Providing an independent opinion
Parliament requires reliable information on the operation of NSW government entities. We provide parliament with independent audit opinions on these entities’ financial statements, increasing confidence in their reliability. Our audits comply with professional quality and independence requirements as parliament needs to be assured our audits are of a high quality and objective. Our mandate further assures our independence by restricting us from providing non-audit services.
We completed 550 financial audits this year compared to 426 last year. This significant increase was due to our new mandate to audit local government with 139 audits completed under this new mandate.
In addition to audits of individual state and local government entities, we audit the financial statements at a whole-of government level, the Total State Sector Accounts. These accounts provide financial information to parliament on a state-wide basis, for example total state borrowings.
We also provided 583 other assurance audits and reviews (79 last year) to help entities attest compliance or acquit their grant revenues. This significant increase in the number of other assurance audits and reviews is largely due to our new mandate to audit local government.
Number of financial audits
Modified auditor’s opinions and conclusions
During 2017–18, we issued eight modified audit opinions and conclusions in our Independent Auditor’s Reports. This represented one per cent of the 1,133 total assurance engagements we conducted. Modified opinions and conclusions included:
- 1 disclaimed opinion on an entity’s financial statements
- 1 disclaimed opinion on an entity’s special purpose financial statements
- 3 qualified opinions on an entity’s financial statements
- 1 qualified opinion on Basic Financial Statements prepared under the United States of America’s Generally Accepted Accounting Standards

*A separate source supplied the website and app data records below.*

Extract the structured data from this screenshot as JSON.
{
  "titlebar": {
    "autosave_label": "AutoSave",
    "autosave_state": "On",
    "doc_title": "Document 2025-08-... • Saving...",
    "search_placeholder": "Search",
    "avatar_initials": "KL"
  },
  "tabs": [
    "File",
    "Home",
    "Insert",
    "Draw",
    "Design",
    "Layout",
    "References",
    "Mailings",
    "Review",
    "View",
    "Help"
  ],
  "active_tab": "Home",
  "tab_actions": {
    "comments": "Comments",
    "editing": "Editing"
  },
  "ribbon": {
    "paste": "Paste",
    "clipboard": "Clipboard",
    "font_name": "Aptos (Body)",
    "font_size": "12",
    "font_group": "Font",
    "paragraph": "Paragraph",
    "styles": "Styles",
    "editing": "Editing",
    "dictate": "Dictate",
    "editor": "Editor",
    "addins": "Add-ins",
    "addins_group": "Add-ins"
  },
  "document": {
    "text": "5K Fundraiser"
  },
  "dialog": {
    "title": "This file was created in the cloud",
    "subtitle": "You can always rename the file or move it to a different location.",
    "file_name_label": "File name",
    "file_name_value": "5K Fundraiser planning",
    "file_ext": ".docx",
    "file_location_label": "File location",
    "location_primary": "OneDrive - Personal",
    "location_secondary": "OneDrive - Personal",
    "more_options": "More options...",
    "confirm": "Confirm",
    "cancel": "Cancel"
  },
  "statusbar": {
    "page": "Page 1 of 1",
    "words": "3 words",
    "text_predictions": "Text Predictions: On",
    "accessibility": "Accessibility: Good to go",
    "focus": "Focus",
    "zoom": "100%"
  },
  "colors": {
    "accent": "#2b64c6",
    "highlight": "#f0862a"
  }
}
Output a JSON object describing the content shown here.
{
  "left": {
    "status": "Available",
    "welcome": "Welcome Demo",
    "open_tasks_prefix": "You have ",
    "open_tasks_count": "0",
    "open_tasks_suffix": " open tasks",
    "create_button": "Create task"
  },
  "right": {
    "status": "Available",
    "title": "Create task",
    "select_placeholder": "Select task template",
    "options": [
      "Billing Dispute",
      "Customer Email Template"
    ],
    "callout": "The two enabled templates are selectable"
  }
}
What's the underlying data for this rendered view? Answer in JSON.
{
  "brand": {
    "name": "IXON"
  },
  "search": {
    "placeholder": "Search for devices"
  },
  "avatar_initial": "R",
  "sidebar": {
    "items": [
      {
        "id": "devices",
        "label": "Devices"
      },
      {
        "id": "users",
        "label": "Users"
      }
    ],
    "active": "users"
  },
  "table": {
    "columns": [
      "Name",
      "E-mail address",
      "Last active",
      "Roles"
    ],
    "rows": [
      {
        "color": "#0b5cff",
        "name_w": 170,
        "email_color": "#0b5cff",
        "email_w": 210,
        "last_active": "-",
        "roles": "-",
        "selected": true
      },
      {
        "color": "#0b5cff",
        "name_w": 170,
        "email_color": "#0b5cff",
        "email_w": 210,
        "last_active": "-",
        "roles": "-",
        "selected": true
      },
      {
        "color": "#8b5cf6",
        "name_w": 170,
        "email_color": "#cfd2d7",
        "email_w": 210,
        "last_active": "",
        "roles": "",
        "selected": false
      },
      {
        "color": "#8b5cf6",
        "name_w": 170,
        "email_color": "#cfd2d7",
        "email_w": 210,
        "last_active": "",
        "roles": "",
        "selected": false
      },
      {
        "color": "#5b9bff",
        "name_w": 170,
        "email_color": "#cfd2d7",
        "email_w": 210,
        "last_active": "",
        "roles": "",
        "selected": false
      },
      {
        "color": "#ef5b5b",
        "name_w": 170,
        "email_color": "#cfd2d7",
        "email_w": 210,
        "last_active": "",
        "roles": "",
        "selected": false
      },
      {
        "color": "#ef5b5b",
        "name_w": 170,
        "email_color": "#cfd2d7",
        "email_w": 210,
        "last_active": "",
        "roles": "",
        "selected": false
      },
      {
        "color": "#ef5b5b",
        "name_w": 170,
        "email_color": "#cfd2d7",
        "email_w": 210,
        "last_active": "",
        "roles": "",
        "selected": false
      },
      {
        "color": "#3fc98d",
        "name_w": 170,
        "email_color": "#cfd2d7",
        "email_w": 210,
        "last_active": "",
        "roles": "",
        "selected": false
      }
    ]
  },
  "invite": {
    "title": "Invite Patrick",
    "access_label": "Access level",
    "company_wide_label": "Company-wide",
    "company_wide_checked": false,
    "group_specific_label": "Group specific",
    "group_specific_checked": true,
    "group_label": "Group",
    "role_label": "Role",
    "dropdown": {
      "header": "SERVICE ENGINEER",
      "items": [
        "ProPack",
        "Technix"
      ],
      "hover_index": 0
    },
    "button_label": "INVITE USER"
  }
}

- 2 qualified conclusions on a review of financial information.
Modified audit opinions or review conclusions can be qualified, adverse or disclaimed:
- Qualified opinions and conclusions are issued when financial statements contain material misstatements or sufficient appropriate audit evidence is not available; and the impact is material but not pervasive
- Adverse opinions and conclusions are issued when misstatements in the financial statements are material and pervasive
- Disclaimed opinions and conclusions are issued where sufficient appropriate audit evidence is not available and the effects may be material and pervasive.
During 2017−18, we repeated three modifications, one fewer than last year. One modification relates to an engagement that is only performed every three years. We continue to notify parliament of these modifications and encourage the entities concerned to act on our recommendations to address the underlying causes.
We issued five new modified opinions and conclusions in 2017−18.
Modified audit opinions and conclusions as a % of total assurance engagements
Comparing costs with other audit offices
We compare our financial costs with other Australian audit offices. In 2017–18, our cost per financial audit was $89,594 compared with $75,305 across other Australian audit offices. This includes the cost of auditing the state, university and the local government sectors. The significant difference between our cost and the average is due to the inclusion of the cost of auditing the local government sector for the first time. The prior year comparisons exclude the local government sector.
Cost per financial audit opinion ($’000)
Note: Prior to 2018, figures include state and university costs only as these were the only sectors we audited. From 2018, our costs also include local government costs, and our costs are compared only to other audit offices who audit local government in their jurisdictions.
Our financial audit volumes
The results of our 2017 financial statement audits were reported to parliament in 12 volumes of the Auditor-General’s Reports to Parliament in 2017–18.
Nine volumes focused on particular NSW state government clusters. One volume focused on internal controls and governance of the 39 largest agencies in the NSW public sector, and another volume focused on the university sector. We also released our first volume on the outcomes of our financial audits of the local government sector under our new mandate.
The nine state cluster-based volumes covered:
- Planning and Environment
- Family and Community Services
- Central Agencies
- State Finances.
Timeliness of reporting to parliament
We recognise parliament and other stakeholders need timely reports to allow prompt scrutiny of government entities’ financial position and performance. For state government entities with a 30 June balance date our internal benchmark is to report to parliament before the end of the calendar year. For our local government auditees, who also have a 30 June balance date, we reported to parliament by 20 April 2018 in accordance with transitional legislation. Our other financial audits (mainly universities) have a 31 December balance date and our reporting to parliament benchmark is by the end of May each year.
In 2017–18, we reported 100 per cent of our financial audits to parliament on time.
Financial audits reported to parliament on time
Note: Local government financial audits were reported to parliament on 20 April 2018 in accordance with transitional legislation allowing that our report not be tabled before 31 March 2018.
The year ahead
In 2018–19, we will continue to provide assurance to parliament. In addition, we will strive to provide greater insights to increase our impact on the entities we audit.
Under our strategic initiative ‘Influencing for Impact’ we will improve engagement with our external stakeholders, and find more innovative ways to present our reports on a new, modern website.
We will also explore alternate audit approaches that improve the relevance, value and impact of our financial and performance audits.
For more information on our strategic initiatives see the year ahead.